News & Events
Microbiota in health and disease
Speaker(s): Prof. Karen Angeliki Krogfelt, Department of Bacteria, Parasites and Fungi, Statens Serum Institute, Copenhagen, Denmark
When: 15 November 2017 (3:00 - 4:00pm)
Where: SBS CR2 (Level 1)
Type: Seminars

Abstract

Gut microbiota is the largest community of microorganisms inhabiting a mammalian host, occupying the gastrointestinal tract. The composition of this microbial community is stable, largely host specific and evolving throughout an individual's lifetime, indicating the importance of first colonisation of the neonate gut. Although incredibly stable, the commensal microbiota is influenced by both exogenous and endogenous modifications. Biotechnological advances and renewed interest in the structure and function of the microbiota has illuminated its central position in health and disease.

The microbiota is intimately involved in numerous aspects of normal host physiology, immunological responses, nutritional status, behaviour and stress response. Additionally, gut microbiota can be a central or contributing cause of many diseases, affecting both near and far organ systems. The overall balance in the composition of the gut microbial community, as well as the presence or absence of key species capable of effecting specific responses, is important in ensuring homeostasis or lack thereof at the intestinal mucosa and beyond. 

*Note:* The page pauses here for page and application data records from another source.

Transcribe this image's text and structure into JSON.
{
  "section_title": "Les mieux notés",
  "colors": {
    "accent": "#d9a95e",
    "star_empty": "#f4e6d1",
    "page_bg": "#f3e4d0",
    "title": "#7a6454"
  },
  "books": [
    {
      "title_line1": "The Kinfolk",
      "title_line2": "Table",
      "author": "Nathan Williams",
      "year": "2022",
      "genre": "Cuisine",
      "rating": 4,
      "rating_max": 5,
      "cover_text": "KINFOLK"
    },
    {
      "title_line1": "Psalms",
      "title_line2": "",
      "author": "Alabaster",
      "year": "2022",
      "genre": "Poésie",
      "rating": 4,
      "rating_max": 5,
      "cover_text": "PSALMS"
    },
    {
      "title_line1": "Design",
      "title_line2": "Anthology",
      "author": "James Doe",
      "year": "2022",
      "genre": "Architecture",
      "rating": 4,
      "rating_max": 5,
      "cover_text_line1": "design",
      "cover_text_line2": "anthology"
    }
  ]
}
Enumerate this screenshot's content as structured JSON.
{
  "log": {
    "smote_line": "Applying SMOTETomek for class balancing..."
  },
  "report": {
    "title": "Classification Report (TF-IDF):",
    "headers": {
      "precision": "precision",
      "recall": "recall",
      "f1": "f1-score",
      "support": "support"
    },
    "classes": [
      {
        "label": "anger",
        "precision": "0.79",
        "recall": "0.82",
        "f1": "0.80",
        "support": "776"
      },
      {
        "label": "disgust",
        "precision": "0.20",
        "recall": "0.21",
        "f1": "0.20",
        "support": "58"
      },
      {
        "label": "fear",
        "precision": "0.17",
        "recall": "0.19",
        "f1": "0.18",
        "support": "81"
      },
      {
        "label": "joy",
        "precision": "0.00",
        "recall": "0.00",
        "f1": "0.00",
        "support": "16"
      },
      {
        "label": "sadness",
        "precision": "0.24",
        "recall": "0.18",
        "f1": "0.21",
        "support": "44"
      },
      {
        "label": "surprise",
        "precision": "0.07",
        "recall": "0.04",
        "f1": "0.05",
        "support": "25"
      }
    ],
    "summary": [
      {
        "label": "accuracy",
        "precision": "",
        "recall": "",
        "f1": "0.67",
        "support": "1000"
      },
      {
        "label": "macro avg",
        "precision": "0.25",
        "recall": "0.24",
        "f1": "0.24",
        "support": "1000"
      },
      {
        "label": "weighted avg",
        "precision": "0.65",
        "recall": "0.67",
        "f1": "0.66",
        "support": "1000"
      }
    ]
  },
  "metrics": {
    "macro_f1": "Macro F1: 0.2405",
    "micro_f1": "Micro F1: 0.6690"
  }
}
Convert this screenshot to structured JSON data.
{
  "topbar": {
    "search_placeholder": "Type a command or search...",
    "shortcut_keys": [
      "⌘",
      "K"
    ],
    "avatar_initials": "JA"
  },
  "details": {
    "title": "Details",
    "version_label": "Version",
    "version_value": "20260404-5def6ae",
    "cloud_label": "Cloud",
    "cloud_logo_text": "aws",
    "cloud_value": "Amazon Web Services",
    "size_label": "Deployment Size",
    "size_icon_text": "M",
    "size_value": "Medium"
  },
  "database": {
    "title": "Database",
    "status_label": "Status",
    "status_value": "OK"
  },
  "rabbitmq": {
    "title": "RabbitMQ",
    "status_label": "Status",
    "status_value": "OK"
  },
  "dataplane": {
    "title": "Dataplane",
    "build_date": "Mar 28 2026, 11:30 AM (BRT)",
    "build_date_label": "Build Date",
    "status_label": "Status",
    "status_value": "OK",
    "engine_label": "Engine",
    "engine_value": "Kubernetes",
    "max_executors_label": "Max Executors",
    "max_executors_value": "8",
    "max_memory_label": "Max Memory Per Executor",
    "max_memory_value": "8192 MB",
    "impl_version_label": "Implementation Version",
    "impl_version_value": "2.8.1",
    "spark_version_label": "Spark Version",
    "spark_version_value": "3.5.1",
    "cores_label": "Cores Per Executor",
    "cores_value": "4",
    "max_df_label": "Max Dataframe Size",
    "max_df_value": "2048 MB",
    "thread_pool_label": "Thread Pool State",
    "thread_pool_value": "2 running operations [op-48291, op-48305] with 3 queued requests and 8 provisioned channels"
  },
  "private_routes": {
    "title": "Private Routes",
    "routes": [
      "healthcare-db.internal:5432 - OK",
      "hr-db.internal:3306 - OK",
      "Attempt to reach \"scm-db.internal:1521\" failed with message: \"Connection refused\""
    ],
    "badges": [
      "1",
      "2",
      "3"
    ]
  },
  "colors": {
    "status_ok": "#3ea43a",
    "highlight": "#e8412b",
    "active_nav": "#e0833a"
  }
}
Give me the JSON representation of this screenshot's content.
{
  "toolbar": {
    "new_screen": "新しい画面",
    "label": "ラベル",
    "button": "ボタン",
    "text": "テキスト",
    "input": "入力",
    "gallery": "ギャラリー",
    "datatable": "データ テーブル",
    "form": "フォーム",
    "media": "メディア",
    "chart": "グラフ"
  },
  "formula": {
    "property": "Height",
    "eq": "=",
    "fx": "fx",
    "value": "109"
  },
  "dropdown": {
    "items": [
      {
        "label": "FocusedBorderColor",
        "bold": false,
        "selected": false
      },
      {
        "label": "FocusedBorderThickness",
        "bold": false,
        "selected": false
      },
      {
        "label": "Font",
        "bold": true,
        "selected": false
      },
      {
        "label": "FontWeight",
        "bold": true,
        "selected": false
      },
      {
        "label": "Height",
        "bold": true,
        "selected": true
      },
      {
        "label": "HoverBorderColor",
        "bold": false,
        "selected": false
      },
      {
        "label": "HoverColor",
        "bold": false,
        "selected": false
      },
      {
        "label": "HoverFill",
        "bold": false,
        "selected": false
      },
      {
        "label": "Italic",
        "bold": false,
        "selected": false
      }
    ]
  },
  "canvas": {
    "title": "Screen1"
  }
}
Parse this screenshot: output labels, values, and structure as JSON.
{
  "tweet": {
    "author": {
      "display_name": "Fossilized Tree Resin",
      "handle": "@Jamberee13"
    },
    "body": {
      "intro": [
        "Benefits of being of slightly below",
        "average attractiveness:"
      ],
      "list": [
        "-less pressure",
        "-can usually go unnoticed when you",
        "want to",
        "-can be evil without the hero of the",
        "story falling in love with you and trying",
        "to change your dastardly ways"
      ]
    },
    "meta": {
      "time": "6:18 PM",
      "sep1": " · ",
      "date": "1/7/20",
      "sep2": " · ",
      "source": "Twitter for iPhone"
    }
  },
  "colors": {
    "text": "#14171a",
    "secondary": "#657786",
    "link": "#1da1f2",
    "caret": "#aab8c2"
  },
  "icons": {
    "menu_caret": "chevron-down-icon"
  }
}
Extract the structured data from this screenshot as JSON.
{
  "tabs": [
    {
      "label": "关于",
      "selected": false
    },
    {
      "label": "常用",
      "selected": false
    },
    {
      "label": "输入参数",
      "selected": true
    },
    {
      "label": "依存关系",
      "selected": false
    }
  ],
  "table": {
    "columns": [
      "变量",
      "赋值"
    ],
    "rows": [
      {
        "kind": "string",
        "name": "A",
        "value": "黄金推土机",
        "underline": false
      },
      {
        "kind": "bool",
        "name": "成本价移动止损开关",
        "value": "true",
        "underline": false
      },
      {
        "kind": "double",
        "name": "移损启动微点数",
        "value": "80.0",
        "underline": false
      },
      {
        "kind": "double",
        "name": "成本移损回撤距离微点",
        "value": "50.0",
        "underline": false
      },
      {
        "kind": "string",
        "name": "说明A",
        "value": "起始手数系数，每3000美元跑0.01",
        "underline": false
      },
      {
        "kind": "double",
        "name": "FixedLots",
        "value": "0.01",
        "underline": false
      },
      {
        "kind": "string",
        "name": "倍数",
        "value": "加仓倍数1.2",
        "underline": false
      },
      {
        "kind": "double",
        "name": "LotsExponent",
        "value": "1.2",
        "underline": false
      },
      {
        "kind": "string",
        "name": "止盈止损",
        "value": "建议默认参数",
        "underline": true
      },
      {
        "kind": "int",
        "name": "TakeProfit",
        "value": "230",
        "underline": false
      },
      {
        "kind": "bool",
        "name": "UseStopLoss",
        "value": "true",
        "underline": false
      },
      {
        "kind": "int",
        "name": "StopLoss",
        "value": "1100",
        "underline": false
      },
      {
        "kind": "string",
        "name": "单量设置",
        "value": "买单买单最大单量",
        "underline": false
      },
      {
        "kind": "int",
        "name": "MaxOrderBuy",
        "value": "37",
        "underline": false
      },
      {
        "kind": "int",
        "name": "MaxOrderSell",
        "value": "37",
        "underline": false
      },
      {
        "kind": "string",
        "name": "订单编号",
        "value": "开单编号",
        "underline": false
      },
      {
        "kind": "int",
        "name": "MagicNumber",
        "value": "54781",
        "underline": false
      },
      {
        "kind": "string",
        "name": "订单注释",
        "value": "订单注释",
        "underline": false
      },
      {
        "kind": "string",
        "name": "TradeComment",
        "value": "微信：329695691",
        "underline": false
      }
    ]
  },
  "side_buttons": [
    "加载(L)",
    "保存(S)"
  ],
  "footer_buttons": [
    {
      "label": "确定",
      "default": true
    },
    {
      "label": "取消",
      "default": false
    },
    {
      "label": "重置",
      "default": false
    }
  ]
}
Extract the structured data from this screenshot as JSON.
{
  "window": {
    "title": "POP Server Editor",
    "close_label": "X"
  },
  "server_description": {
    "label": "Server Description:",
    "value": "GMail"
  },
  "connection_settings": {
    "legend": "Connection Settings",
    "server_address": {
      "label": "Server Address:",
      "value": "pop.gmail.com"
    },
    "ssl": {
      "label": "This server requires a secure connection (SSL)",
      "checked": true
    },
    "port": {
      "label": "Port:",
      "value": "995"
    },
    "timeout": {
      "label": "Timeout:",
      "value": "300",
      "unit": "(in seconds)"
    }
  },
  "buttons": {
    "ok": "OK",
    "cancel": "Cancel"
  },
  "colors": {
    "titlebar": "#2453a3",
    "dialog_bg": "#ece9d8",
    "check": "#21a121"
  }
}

Alterations in the composition of the commensal microbiota are observed in many complex diseases. Understanding the basis for these changes, how they relate to disease risk or activity, and the mechanisms by which the symbiotic state of colonisation resistance and host homoeostasis is restored, is critical for future therapies aimed at manipulating the microbiota.